Although the possibilities of AI are growing exponentially, we should be careful in using these tools. It is important to think critically to decide if using AI is appropriate in your situation.

Using AI for Reference Lists

Have you ever asked ChatGPT to generate a list of publications and other sources?

The fact is – some of them may not even exist!

AI-generated citations are often fully or partially fake (e.g., the author is real but there was no study published in the year indicated).

Read this article by LinkedIn about the tendency of Generative AI to create fake references. If you want to hear more on what people are saying about this, you may also find this twitter thread useful: “Why does chatGPT make up fake academic papers?


Practice checking AI Sources

Ask CoPilot to generate a summary of a random topic. This could be anything – for example, a summary of what different keys do on a keyboard.

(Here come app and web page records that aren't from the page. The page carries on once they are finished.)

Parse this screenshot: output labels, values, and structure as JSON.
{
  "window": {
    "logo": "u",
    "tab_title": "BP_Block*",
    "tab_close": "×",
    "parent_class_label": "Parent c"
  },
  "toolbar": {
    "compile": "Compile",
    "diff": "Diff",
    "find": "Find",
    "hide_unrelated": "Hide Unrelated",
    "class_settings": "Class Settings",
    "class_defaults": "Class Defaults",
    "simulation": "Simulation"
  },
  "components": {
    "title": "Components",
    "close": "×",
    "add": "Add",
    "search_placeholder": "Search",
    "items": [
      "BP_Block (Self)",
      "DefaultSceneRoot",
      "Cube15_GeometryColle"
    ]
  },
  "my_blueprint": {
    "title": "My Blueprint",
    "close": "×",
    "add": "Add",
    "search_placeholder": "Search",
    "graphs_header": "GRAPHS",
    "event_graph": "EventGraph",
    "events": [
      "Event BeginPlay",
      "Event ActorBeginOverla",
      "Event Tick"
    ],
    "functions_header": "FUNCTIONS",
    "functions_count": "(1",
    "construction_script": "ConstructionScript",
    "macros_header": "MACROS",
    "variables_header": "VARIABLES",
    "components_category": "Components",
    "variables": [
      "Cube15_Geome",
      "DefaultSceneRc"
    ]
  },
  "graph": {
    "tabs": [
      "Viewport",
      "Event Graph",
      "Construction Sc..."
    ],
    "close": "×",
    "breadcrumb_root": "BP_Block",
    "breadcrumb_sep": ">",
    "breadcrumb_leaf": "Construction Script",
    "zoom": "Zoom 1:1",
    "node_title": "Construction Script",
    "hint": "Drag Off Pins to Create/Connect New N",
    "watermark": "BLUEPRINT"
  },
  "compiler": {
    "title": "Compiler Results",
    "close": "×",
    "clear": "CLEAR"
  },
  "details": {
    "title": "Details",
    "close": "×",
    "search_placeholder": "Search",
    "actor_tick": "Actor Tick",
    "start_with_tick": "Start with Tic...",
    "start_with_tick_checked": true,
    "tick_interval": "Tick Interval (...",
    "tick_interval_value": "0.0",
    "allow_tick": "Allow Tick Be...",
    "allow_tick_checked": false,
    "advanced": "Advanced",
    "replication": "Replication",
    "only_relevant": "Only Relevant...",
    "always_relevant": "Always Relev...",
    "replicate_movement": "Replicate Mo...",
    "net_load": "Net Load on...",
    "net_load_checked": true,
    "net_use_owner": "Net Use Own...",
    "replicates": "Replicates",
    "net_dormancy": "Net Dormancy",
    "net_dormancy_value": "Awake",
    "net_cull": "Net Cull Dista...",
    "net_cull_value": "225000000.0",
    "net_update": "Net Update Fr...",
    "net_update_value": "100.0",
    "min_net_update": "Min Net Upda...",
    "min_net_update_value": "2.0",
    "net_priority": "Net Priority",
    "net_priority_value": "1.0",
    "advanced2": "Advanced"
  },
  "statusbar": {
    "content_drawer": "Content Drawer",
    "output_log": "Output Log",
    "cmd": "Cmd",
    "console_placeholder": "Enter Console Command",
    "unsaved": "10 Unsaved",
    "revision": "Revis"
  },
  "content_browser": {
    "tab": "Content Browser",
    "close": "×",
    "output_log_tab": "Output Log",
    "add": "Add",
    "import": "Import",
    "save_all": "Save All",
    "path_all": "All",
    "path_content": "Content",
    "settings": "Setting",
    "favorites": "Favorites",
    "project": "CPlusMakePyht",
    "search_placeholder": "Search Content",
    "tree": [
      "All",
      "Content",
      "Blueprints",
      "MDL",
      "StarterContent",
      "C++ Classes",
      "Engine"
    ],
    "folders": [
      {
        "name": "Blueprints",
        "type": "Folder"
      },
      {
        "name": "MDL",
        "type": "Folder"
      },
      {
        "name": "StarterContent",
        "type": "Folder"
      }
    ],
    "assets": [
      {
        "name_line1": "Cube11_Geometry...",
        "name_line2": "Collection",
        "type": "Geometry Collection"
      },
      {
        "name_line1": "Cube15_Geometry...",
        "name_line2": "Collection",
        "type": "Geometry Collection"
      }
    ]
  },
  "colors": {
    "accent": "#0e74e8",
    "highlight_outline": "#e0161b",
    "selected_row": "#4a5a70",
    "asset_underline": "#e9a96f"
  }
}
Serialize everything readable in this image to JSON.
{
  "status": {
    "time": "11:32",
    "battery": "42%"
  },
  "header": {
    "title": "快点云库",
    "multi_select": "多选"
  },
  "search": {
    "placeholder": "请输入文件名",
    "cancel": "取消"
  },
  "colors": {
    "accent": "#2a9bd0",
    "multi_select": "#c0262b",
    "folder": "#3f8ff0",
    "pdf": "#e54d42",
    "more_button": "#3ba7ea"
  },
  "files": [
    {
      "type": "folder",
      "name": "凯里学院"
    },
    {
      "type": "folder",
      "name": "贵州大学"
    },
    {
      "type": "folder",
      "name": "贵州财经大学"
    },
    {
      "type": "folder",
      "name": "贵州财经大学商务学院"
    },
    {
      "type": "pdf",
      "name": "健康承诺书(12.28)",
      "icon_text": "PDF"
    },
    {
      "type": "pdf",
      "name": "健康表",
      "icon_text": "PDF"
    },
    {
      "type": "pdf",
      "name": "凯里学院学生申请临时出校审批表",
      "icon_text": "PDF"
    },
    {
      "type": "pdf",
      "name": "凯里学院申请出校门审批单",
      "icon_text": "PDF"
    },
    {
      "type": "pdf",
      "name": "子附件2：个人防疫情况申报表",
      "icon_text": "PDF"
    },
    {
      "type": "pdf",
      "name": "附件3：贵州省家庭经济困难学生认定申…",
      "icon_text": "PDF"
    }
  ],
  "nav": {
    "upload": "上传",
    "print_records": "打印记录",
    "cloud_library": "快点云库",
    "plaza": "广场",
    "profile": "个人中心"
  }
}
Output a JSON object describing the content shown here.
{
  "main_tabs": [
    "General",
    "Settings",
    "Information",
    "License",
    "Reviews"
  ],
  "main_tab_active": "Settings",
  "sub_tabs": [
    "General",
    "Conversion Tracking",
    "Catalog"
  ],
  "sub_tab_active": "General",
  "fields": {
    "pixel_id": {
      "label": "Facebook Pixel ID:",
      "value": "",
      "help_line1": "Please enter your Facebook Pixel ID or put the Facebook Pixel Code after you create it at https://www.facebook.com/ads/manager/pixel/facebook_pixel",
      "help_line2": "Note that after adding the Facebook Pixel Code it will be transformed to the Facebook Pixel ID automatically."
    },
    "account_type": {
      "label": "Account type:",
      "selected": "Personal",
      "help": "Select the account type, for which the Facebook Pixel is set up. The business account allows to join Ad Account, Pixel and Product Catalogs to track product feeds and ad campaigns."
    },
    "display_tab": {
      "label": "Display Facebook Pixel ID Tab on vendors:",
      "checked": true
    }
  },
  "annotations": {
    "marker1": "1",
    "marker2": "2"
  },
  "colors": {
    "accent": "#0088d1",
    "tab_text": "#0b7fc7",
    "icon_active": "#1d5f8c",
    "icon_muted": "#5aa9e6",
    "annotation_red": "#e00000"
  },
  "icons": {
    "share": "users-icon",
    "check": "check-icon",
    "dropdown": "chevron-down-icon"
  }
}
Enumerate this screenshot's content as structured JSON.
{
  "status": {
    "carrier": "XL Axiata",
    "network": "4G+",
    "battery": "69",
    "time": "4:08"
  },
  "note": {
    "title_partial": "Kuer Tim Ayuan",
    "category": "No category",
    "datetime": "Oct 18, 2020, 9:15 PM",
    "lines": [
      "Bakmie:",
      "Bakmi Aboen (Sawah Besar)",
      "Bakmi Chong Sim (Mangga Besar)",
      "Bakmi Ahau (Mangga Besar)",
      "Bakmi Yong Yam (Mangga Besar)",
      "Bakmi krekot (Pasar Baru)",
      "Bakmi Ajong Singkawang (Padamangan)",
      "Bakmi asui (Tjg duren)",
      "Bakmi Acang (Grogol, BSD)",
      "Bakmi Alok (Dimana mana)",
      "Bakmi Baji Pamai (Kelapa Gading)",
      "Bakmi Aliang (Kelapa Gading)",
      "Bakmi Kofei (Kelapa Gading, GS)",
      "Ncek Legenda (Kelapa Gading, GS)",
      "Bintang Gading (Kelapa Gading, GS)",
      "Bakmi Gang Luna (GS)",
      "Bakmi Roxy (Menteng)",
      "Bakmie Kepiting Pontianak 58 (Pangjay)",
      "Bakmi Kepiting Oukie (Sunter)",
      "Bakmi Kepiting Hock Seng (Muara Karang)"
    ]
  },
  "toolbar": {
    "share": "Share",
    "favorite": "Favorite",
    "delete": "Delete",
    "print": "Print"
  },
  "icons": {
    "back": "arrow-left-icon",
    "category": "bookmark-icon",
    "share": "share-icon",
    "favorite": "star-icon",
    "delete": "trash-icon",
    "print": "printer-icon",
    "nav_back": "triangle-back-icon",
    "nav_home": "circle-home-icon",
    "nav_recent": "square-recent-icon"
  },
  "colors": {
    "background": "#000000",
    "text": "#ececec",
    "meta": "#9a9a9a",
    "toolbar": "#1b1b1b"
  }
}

Then check the sources it has listed. Do they all make sense? If so, then great! But try not to get complacent, you should get in the habit of doing this every time you use Generative AI.


Which brings us to our next hazard…

Using AI as your only Source of Information

Remember the section above when we discussed that Generative AI can sometimes produce references that are completely false?

This can happen with any information that these tools produce – in fact, generative AI does this so often people have given this false information a name: AI Hallucinations.

Here is an example:

We will learn more about AI Hallucinations later, but for now, a good rule to follow before using Generative AI is to consider the stakes of your task.

In some situations, it doesn’t matter if the text is wrong. In other cases, you may have the expertise to identify incorrect information and can easily fill in the blanks. However, when a text needs to contain completely accurate information and is on a topic outside your expertise, using Generative AI is unlikely to be appropriate.

Compare Copilot to Wikipedia

Both offer information that sounds coherent, but it is also prone to errors. Look for an article on a subject you are familiar with on Wikipedia, then search for the same subject using Microsoft Copilot. Which do you think is more reliable? Combine your use of tech with manual fact checking!